  • However many people here in Switzerland do add a small tip, but by not generally the 10-20% that is added in some other countries though a higher percentage is more prevalent in some of the larger cities – Zürich for example.  If you are satisfied with your meal feel free to round up the amount to the nearest five to ten francs.  If you are really delighted with the service or you are in a larger group, add a little more. This might be particularly important for those on holiday since families and friends tend to eat in groups.  When in a group leave a larger tip.  Your waiter has worked harder for you.   For a simple coffee or a beer people here will add from .50c to 1fr or so. Most Swiss will leave a tip in a restaurant where they are frequent customers.  
  • Your waiter will appreciate a tip left in cash on the table.  If you have no cash and are paying by credit card then add it to the charge as you might in the United States or the UK.  Some waiters pool their tips but this should make no difference to the amount you leave.
  • If you are dissatisfied with the service do not add anything and make a point of telling the manager.  And as with all criticism, make it constructive!
  • At the hairdresser tipping practice really varies by region and size of town.  In a small place leave 4frs as a minimum.  In resorts and cities leave 10frs or more.  Same goes for treatment in spas.
  •  For American visitors – sales tax is included in ALL prices in Switzerland.  You will not have this added to your bill.  You will see an amount on a bill  listed as TVA/MST.  This is the sales tax but it reflects an amount already included and is not something to pay in addition


  •  Talking loudly when using cell phones in restaurants, public transportation, queuing at the post office or bank, etc. is considered rude. So is talking loudly on trains - to other passengers in your group for example – and will not be appreciated by your fellow passengers.  Note that some cars on the trains are designated as "Silent zones" and any talking above a very low level and especially the use of cell phones is prohibited.
  •  Questions about someone's personal income and wealth are considered very rude. The Swiss people place a high priority on their privacy and value it greatly.
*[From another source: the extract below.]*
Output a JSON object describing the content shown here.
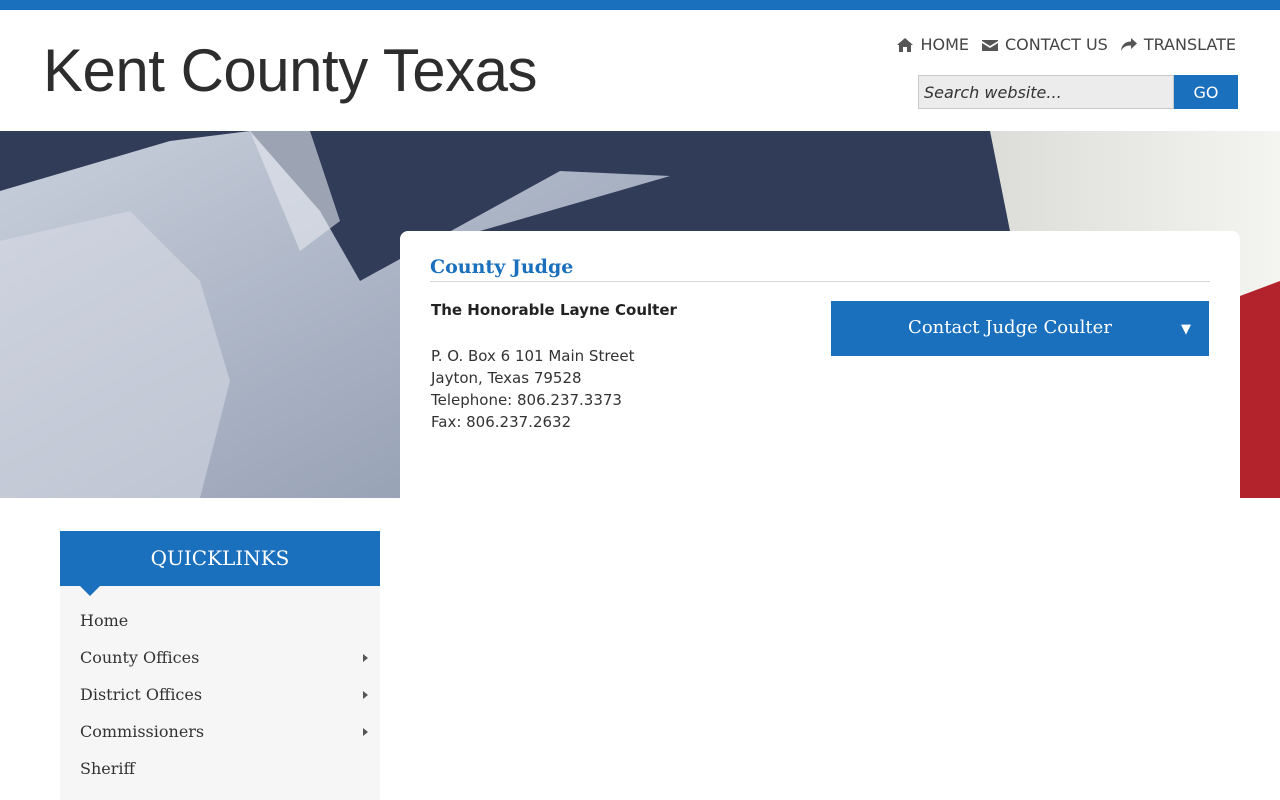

  • When addressing someone who might be wearing a name  tag (Hotel staff etc.) do not use his first name.  In French use “Monsieur” or “Madame” without the name.  In German say “Herr” or “Frau” with the name.  When you wish to thank someone say “merci” which is used in both the French and the German-speaking parts of the country and is readily understood!  In the Ticino it is, of course, “grazie”.
  • It is considered polite to greet people when you come into a shop, bank or hotel etc. by saying “Bonjour Monsieur” (or Madame) in the French-speaking part of the country and “Guten Tag” or “Gutend Abend” or a simple “Grützi”  etc in the German part, “Bongiorno” or “Buona Serra” in the Ticino before starting to explain what you want.
  •  Understatement and discretion are values that most Swiss people appreciate. On the other hand showing-off and exaggerated friendliness will raise eyebrows and be looked upon with suspicion.